**What is required**: From the entries provided below, copy each line that contains the word "true".

------ Provided records

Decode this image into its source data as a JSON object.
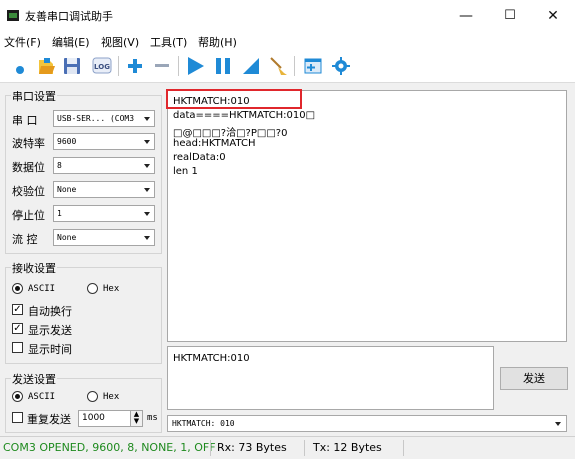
{
  "window": {
    "title": "友善串口调试助手",
    "minimize_glyph": "—",
    "maximize_glyph": "☐",
    "close_glyph": "✕"
  },
  "menu": [
    "文件(F)",
    "编辑(E)",
    "视图(V)",
    "工具(T)",
    "帮助(H)"
  ],
  "toolbar": {
    "icons": [
      "new-icon",
      "open-icon",
      "save-icon",
      "log-icon",
      "add-icon",
      "remove-icon",
      "play-icon",
      "pause-icon",
      "clear-icon",
      "broom-icon",
      "window-icon",
      "settings-icon"
    ],
    "log_text": "LOG"
  },
  "serial_settings": {
    "title": "串口设置",
    "port_label": "串  口",
    "port_value": "USB-SER... (COM3",
    "baud_label": "波特率",
    "baud_value": "9600",
    "databits_label": "数据位",
    "databits_value": "8",
    "parity_label": "校验位",
    "parity_value": "None",
    "stopbits_label": "停止位",
    "stopbits_value": "1",
    "flow_label": "流  控",
    "flow_value": "None"
  },
  "receive_settings": {
    "title": "接收设置",
    "ascii_label": "ASCII",
    "hex_label": "Hex",
    "ascii_selected": true,
    "auto_newline_label": "自动换行",
    "auto_newline_checked": true,
    "show_send_label": "显示发送",
    "show_send_checked": true,
    "show_time_label": "显示时间",
    "show_time_checked": false
  },
  "send_settings": {
    "title": "发送设置",
    "ascii_label": "ASCII",
    "hex_label": "Hex",
    "ascii_selected": true,
    "repeat_label": "重复发送",
    "repeat_checked": false,
    "interval_value": "1000",
    "interval_unit": "ms"
  },
  "receive_area": {
    "lines": [
      "HKTMATCH:010",
      "data====HKTMATCH:010□",
      "□@□□□?洽□?P□□?0",
      "head:HKTMATCH",
      "realData:0",
      "len 1"
    ]
  },
  "send_area": {
    "text": "HKTMATCH:010",
    "send_button": "发送"
  },
  "history_combo": {
    "value": "HKTMATCH: 010"
  },
  "status": {
    "connection": "COM3 OPENED, 9600, 8, NONE, 1, OFF",
    "rx": "Rx: 73 Bytes",
    "tx": "Tx: 12 Bytes"
  },
  "colors": {
    "status_green": "#1e8a1e",
    "highlight_red": "#e0272c",
    "toolbar_blue": "#1f8ad6"
  }
}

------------

**Response area**:
    "ascii_selected": true,
    "auto_newline_checked": true,
    "show_send_checked": true,
    "ascii_selected": true,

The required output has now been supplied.